Potential targets of Russia’s space war would be surveillance satellite constellations, as well as strategic communications systems, the Wideband Global Satcom (WGS) network, the Navy’s Multi User Objective System (MUOS), and even America’s critical nuclear command, control, and communications (NC3) satellites in geosynchronous orbit—without which the entire U.S. nuclear weapons deterrent will be weakened if not totally broken (meaning any threat to Russia that an American nuclear retaliation poses Moscow will be removed from the Kremlin’s strategic calculus). With these critical systems destroyed, the entire U.S. military posture will collapse, at least for a time.
With the Americans and their NATO allies stymied by Russia’s aggressive Space Pearl Harbor, Moscow would likely then use WMDs against Ukrainian targets directly. Under the weathering attack, without America and NATO at the ready to backstop Ukraine, Mr. Putin just might eke out the victory his conventional forces have thus far struggled to achieve. While the Americans could still ultimately retaliate against Russia for such aggression, the fact is that the costs imposed upon the United States would be far more onerous than what most politicians, regardless of political party, would be willing to bear.
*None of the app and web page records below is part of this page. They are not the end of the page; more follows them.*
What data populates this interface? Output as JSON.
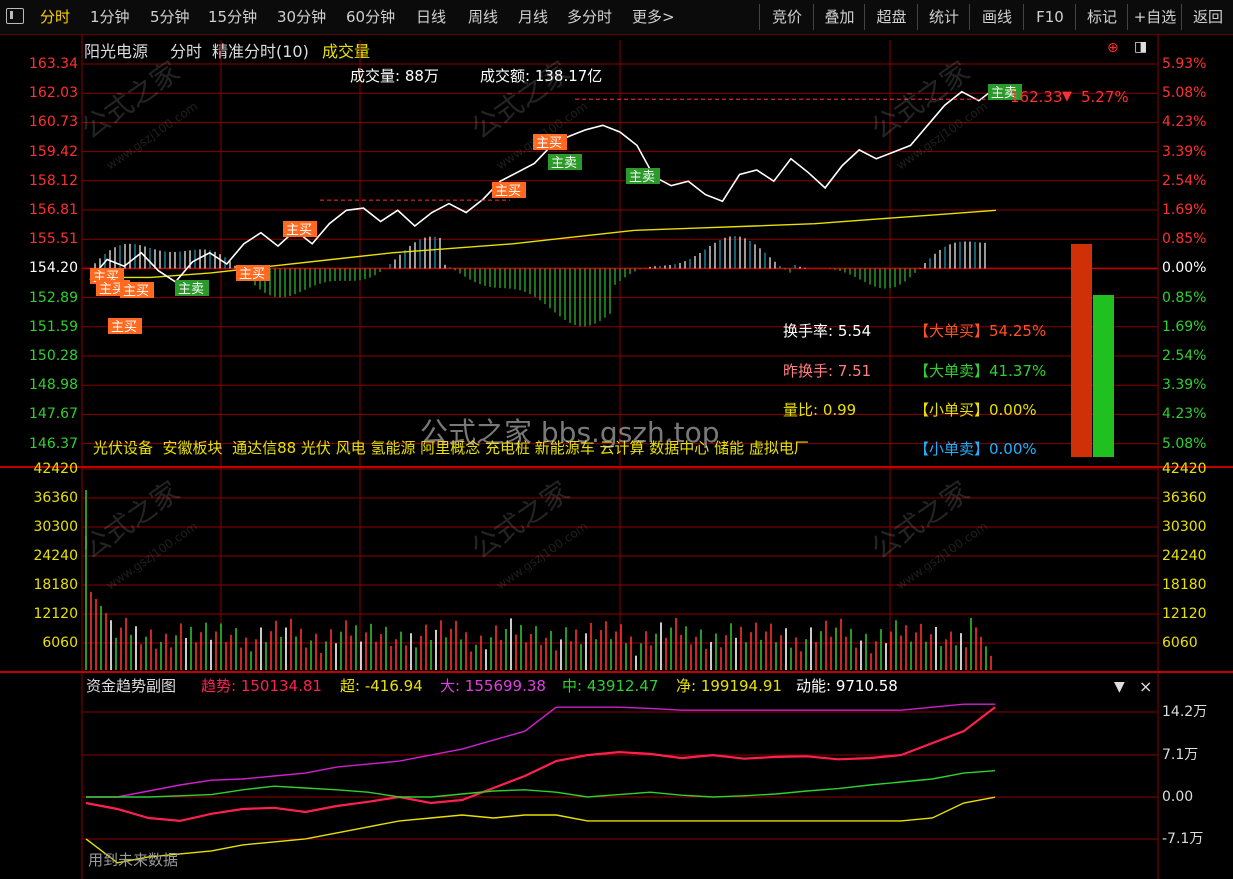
{
  "toolbar": {
    "left_items": [
      "分时",
      "1分钟",
      "5分钟",
      "15分钟",
      "30分钟",
      "60分钟",
      "日线",
      "周线",
      "月线",
      "多分时",
      "更多>"
    ],
    "active": "分时",
    "right_items": [
      "竞价",
      "叠加",
      "超盘",
      "统计",
      "画线",
      "F10",
      "标记",
      "+自选",
      "返回"
    ]
  },
  "header": {
    "stock": "阳光电源",
    "view": "分时",
    "precise": "精准分时(10)",
    "indicator": "成交量"
  },
  "volume_info": {
    "vol_label": "成交量: 88万",
    "amount_label": "成交额: 138.17亿"
  },
  "price_labels": [
    "163.34",
    "162.03",
    "160.73",
    "159.42",
    "158.12",
    "156.81",
    "155.51",
    "154.20",
    "152.89",
    "151.59",
    "150.28",
    "148.98",
    "147.67",
    "146.37"
  ],
  "pct_labels": [
    "5.93%",
    "5.08%",
    "4.23%",
    "3.39%",
    "2.54%",
    "1.69%",
    "0.85%",
    "0.00%",
    "0.85%",
    "1.69%",
    "2.54%",
    "3.39%",
    "4.23%",
    "5.08%"
  ],
  "current": {
    "price": "162.33",
    "change": "5.27%",
    "arrow": "▼"
  },
  "signal_tags": [
    {
      "label": "主买",
      "type": "buy"
    },
    {
      "label": "主卖",
      "type": "sell"
    }
  ],
  "stats": {
    "turnover": "换手率: 5.54",
    "prev_turnover": "昨换手: 7.51",
    "volume_ratio": "量比: 0.99",
    "big_buy": "【大单买】54.25%",
    "big_sell": "【大单卖】41.37%",
    "small_buy": "【小单买】0.00%",
    "small_sell": "【小单卖】0.00%"
  },
  "concepts": "光伏设备  安徽板块  通达信88 光伏 风电 氢能源 阿里概念 充电桩 新能源车 云计算 数据中心 储能 虚拟电厂",
  "watermark": "公式之家 bbs.gszh.top",
  "watermark_small": "公式之家",
  "watermark_url": "www.gszj100.com",
  "vol_labels": [
    "42420",
    "36360",
    "30300",
    "24240",
    "18180",
    "12120",
    "6060"
  ],
  "sub": {
    "title": "资金趋势副图",
    "trend": "趋势: 150134.81",
    "super": "超: -416.94",
    "big": "大: 155699.38",
    "mid": "中: 43912.47",
    "net": "净: 199194.91",
    "momentum": "动能: 9710.58",
    "axis": [
      "14.2万",
      "7.1万",
      "0.00",
      "-7.1万"
    ],
    "footer": "用到未来数据",
    "close": "×",
    "menu": "▼"
  },
  "colors": {
    "up": "#ff3030",
    "down": "#30c030",
    "grid": "#8a0000",
    "yellow": "#e8e000",
    "magenta": "#d020d0"
  },
  "chart_data": [
    {
      "type": "line",
      "title": "",
      "series": [
        {
          "values": [
            153.7,
            154.6,
            154.3,
            154.9,
            154.1,
            153.6,
            154.5,
            154.9,
            154.4,
            155.3,
            155.8,
            155.2,
            155.9,
            155.3,
            156.2,
            156.8,
            156.9,
            156.3,
            156.8,
            156.1,
            156.7,
            157.1,
            156.7,
            157.3,
            158.1,
            158.5,
            158.9,
            159.7,
            160.1,
            160.4,
            160.6,
            160.3,
            159.7,
            158.3,
            157.9,
            158.1,
            157.5,
            157.2,
            158.4,
            158.6,
            158.1,
            159.1,
            158.5,
            157.8,
            158.8,
            159.5,
            159.1,
            159.4,
            159.7,
            160.6,
            161.5,
            162.1,
            161.7,
            162.3
          ]
        },
        {
          "values": [
            153.8,
            153.8,
            154.0,
            154.3,
            154.6,
            154.9,
            155.1,
            155.3,
            155.6,
            155.9,
            156.0,
            156.1,
            156.2,
            156.4,
            156.6,
            156.8
          ]
        }
      ]
    },
    {
      "type": "line",
      "title": "资金趋势副图",
      "ylim": [
        -142000,
        142000
      ],
      "series": [
        {
          "name": "趋势",
          "values": [
            -10000,
            -20000,
            -35000,
            -40000,
            -28000,
            -20000,
            -18000,
            -25000,
            -15000,
            -8000,
            0,
            -10000,
            -5000,
            15000,
            35000,
            60000,
            70000,
            75000,
            72000,
            65000,
            70000,
            64000,
            67000,
            68000,
            63000,
            65000,
            70000,
            90000,
            110000,
            150000
          ]
        },
        {
          "name": "大",
          "values": [
            0,
            0,
            10000,
            20000,
            28000,
            30000,
            35000,
            40000,
            50000,
            55000,
            60000,
            70000,
            80000,
            95000,
            110000,
            150000,
            150000,
            150000,
            148000,
            145000,
            145000,
            145000,
            145000,
            145000,
            145000,
            145000,
            145000,
            150000,
            155000,
            155000
          ]
        },
        {
          "name": "中",
          "values": [
            0,
            0,
            0,
            2000,
            4000,
            12000,
            18000,
            15000,
            12000,
            8000,
            0,
            0,
            5000,
            10000,
            12000,
            8000,
            0,
            4000,
            8000,
            3000,
            0,
            2000,
            5000,
            10000,
            14000,
            20000,
            25000,
            30000,
            40000,
            43900
          ]
        },
        {
          "name": "超",
          "values": [
            -70000,
            -110000,
            -100000,
            -95000,
            -90000,
            -80000,
            -75000,
            -70000,
            -60000,
            -50000,
            -40000,
            -35000,
            -30000,
            -35000,
            -30000,
            -30000,
            -40000,
            -40000,
            -40000,
            -40000,
            -40000,
            -40000,
            -40000,
            -40000,
            -40000,
            -40000,
            -40000,
            -35000,
            -10000,
            -400
          ]
        }
      ]
    }
  ]
}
The Russians are fixated on their objective of capturing Ukraine; this goal has become the raison d’etre of the entire Putin regime. And the Americans and their allies are the only thing standing in the way of Mr. Putin achieving this end. Therefore, given how committed to winning the Ukraine war Mr. Putin is—and that his entire regime’s survival rests on winning this campaign—Mr. Putin just might opt to risk world war rather than surrender or sue for peace.
The Russo-Ukraine War is not over. Ukraine has fought well and Russia has not. Unfortunately, there are still some strategic cards that Russia could play that not only would give Moscow a window of opportunity to achieve its victory in Ukraine but that could also do grave damage to the United States and its allies…and push everyone into a third world war that few in the West are prepared to fight and win.
• Brandon J. Weichert is a geopolitical analyst and author of “Winning Space: How America Remains a Superpower” (Republic Book Publishers) and of the forthcoming “The Shadow War: Iran’s Quest for Supremacy” (Republic Book Publishers) due out October 18. He can be followed via Twitter @WeTheBrandon.